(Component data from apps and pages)

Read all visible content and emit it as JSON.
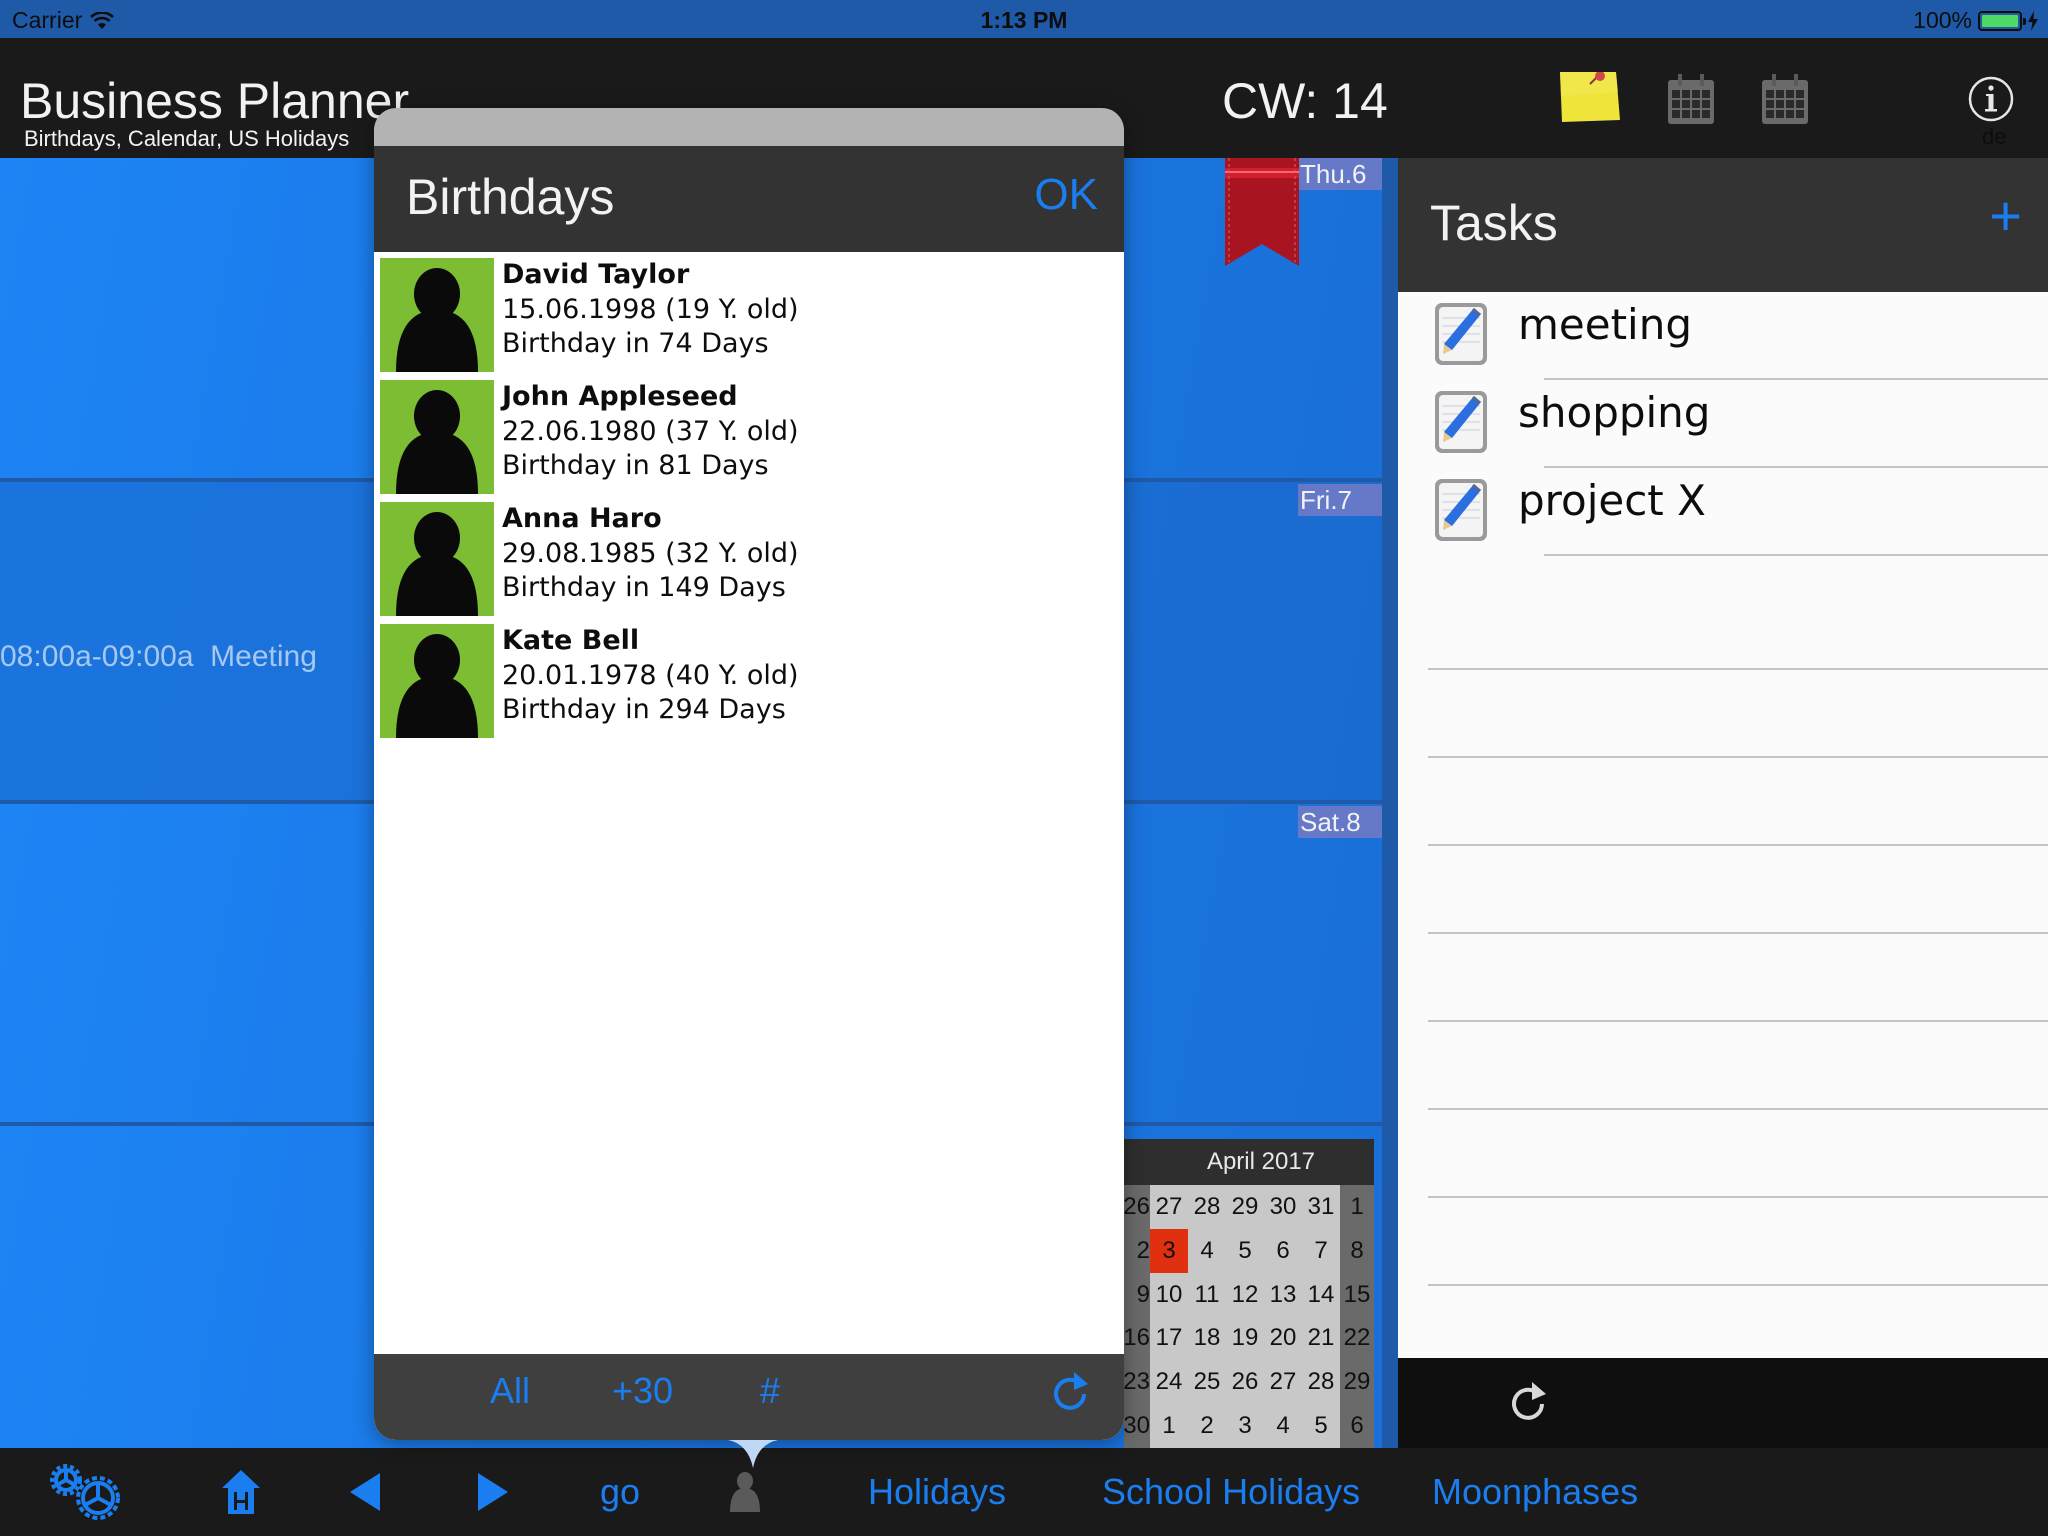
{
  "status_bar": {
    "carrier": "Carrier",
    "time": "1:13 PM",
    "battery": "100%",
    "battery_level_percent": 100
  },
  "header": {
    "title": "Business Planner",
    "subtitle": "Birthdays, Calendar, US Holidays",
    "calendar_week": "CW: 14",
    "language": "de",
    "icons": [
      "sticky-note-icon",
      "calendar-icon",
      "calendar-icon",
      "info-icon"
    ]
  },
  "calendar": {
    "days": [
      {
        "label": "Thu.6",
        "bookmarked": true
      },
      {
        "label": "Fri.7"
      },
      {
        "label": "Sat.8"
      }
    ],
    "event": {
      "time": "08:00a-09:00a",
      "title": "Meeting",
      "text": "08:00a-09:00a  Meeting"
    },
    "colors": {
      "row": "#1c78e8",
      "divider": "#1f5aa8",
      "day_label_bg": "#6678c8",
      "ribbon": "#a8141f"
    }
  },
  "mini_calendar": {
    "title": "April 2017",
    "today": 3,
    "weeks": [
      {
        "wk": "26",
        "days": [
          "27",
          "28",
          "29",
          "30",
          "31",
          "1"
        ]
      },
      {
        "wk": "2",
        "days": [
          "3",
          "4",
          "5",
          "6",
          "7",
          "8"
        ]
      },
      {
        "wk": "9",
        "days": [
          "10",
          "11",
          "12",
          "13",
          "14",
          "15"
        ]
      },
      {
        "wk": "16",
        "days": [
          "17",
          "18",
          "19",
          "20",
          "21",
          "22"
        ]
      },
      {
        "wk": "23",
        "days": [
          "24",
          "25",
          "26",
          "27",
          "28",
          "29"
        ]
      },
      {
        "wk": "30",
        "days": [
          "1",
          "2",
          "3",
          "4",
          "5",
          "6"
        ]
      }
    ],
    "colors": {
      "today": "#e03010",
      "weekday_bg": "#c8c8c8",
      "weekend_bg": "#6a6a6a"
    }
  },
  "tasks": {
    "title": "Tasks",
    "add_label": "+",
    "items": [
      {
        "label": "meeting"
      },
      {
        "label": "shopping"
      },
      {
        "label": "project X"
      }
    ]
  },
  "birthdays_popover": {
    "title": "Birthdays",
    "ok_label": "OK",
    "entries": [
      {
        "name": "David Taylor",
        "date_age": "15.06.1998 (19 Y. old)",
        "countdown": "Birthday in 74 Days"
      },
      {
        "name": "John Appleseed",
        "date_age": "22.06.1980 (37 Y. old)",
        "countdown": "Birthday in 81 Days"
      },
      {
        "name": "Anna Haro",
        "date_age": "29.08.1985 (32 Y. old)",
        "countdown": "Birthday in 149 Days"
      },
      {
        "name": "Kate Bell",
        "date_age": "20.01.1978 (40 Y. old)",
        "countdown": "Birthday in 294 Days"
      }
    ],
    "footer": {
      "all_label": "All",
      "plus30_label": "+30",
      "hash_label": "#"
    },
    "colors": {
      "avatar_bg": "#7dbd34",
      "accent": "#1a7ef0"
    }
  },
  "toolbar": {
    "go_label": "go",
    "holidays_label": "Holidays",
    "school_holidays_label": "School Holidays",
    "moonphases_label": "Moonphases",
    "accent": "#1a7ef0"
  }
}
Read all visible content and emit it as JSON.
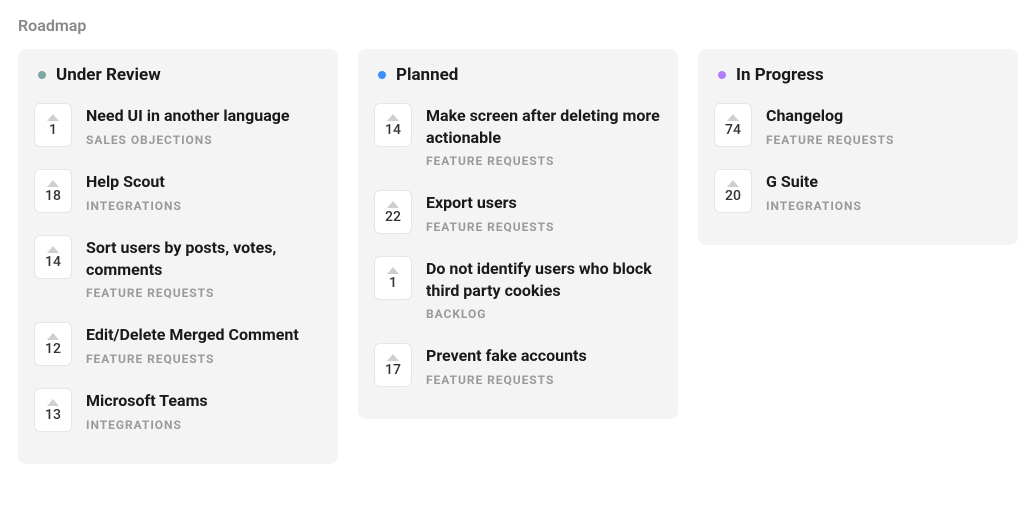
{
  "page_title": "Roadmap",
  "columns": [
    {
      "title": "Under Review",
      "dot_color": "#7aa9a4",
      "cards": [
        {
          "votes": 1,
          "title": "Need UI in another language",
          "category": "SALES OBJECTIONS"
        },
        {
          "votes": 18,
          "title": "Help Scout",
          "category": "INTEGRATIONS"
        },
        {
          "votes": 14,
          "title": "Sort users by posts, votes, comments",
          "category": "FEATURE REQUESTS"
        },
        {
          "votes": 12,
          "title": "Edit/Delete Merged Comment",
          "category": "FEATURE REQUESTS"
        },
        {
          "votes": 13,
          "title": "Microsoft Teams",
          "category": "INTEGRATIONS"
        }
      ]
    },
    {
      "title": "Planned",
      "dot_color": "#3a8eff",
      "cards": [
        {
          "votes": 14,
          "title": "Make screen after deleting more actionable",
          "category": "FEATURE REQUESTS"
        },
        {
          "votes": 22,
          "title": "Export users",
          "category": "FEATURE REQUESTS"
        },
        {
          "votes": 1,
          "title": "Do not identify users who block third party cookies",
          "category": "BACKLOG"
        },
        {
          "votes": 17,
          "title": "Prevent fake accounts",
          "category": "FEATURE REQUESTS"
        }
      ]
    },
    {
      "title": "In Progress",
      "dot_color": "#b37dff",
      "cards": [
        {
          "votes": 74,
          "title": "Changelog",
          "category": "FEATURE REQUESTS"
        },
        {
          "votes": 20,
          "title": "G Suite",
          "category": "INTEGRATIONS"
        }
      ]
    }
  ]
}
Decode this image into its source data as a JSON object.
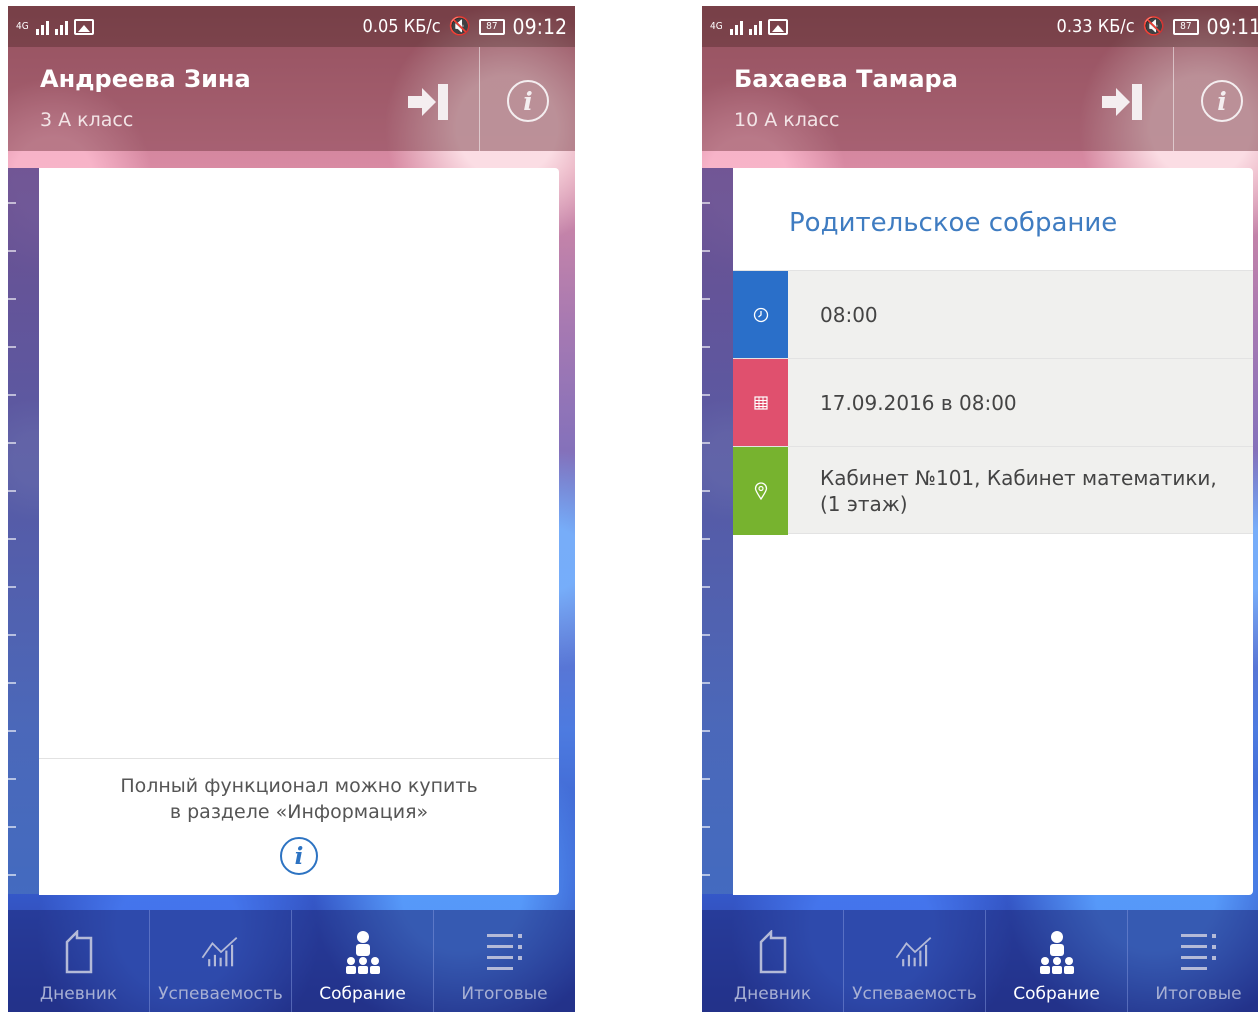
{
  "screens": [
    {
      "status_bar": {
        "network": "4G",
        "speed": "0.05 КБ/с",
        "battery": "87",
        "time": "09:12"
      },
      "header": {
        "student_name": "Андреева Зина",
        "student_class": "3 А класс"
      },
      "promo": {
        "line1": "Полный функционал можно купить",
        "line2": "в разделе «Информация»"
      },
      "nav": [
        "Дневник",
        "Успеваемость",
        "Собрание",
        "Итоговые"
      ],
      "active_tab": "Собрание"
    },
    {
      "status_bar": {
        "network": "4G",
        "speed": "0.33 КБ/с",
        "battery": "87",
        "time": "09:11"
      },
      "header": {
        "student_name": "Бахаева Тамара",
        "student_class": "10 А класс"
      },
      "meeting": {
        "title": "Родительское собрание",
        "time": "08:00",
        "date": "17.09.2016 в 08:00",
        "location": "Кабинет №101, Кабинет математики, (1 этаж)"
      },
      "nav": [
        "Дневник",
        "Успеваемость",
        "Собрание",
        "Итоговые"
      ],
      "active_tab": "Собрание"
    }
  ],
  "icons": [
    "signal-icon",
    "image-icon",
    "mute-icon",
    "battery-icon",
    "logout-icon",
    "info-icon",
    "clock-icon",
    "calendar-icon",
    "location-pin-icon",
    "diary-icon",
    "chart-icon",
    "meeting-icon",
    "list-icon"
  ],
  "colors": {
    "accent_blue": "#2a6fc9",
    "accent_red": "#e0506e",
    "accent_green": "#77b32f",
    "title_blue": "#3f7cc1"
  }
}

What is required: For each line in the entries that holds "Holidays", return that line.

Answer space:
    "subtitle": "Birthdays, Calendar, US Holidays",
    "holidays_label": "Holidays",
    "school_holidays_label": "School Holidays",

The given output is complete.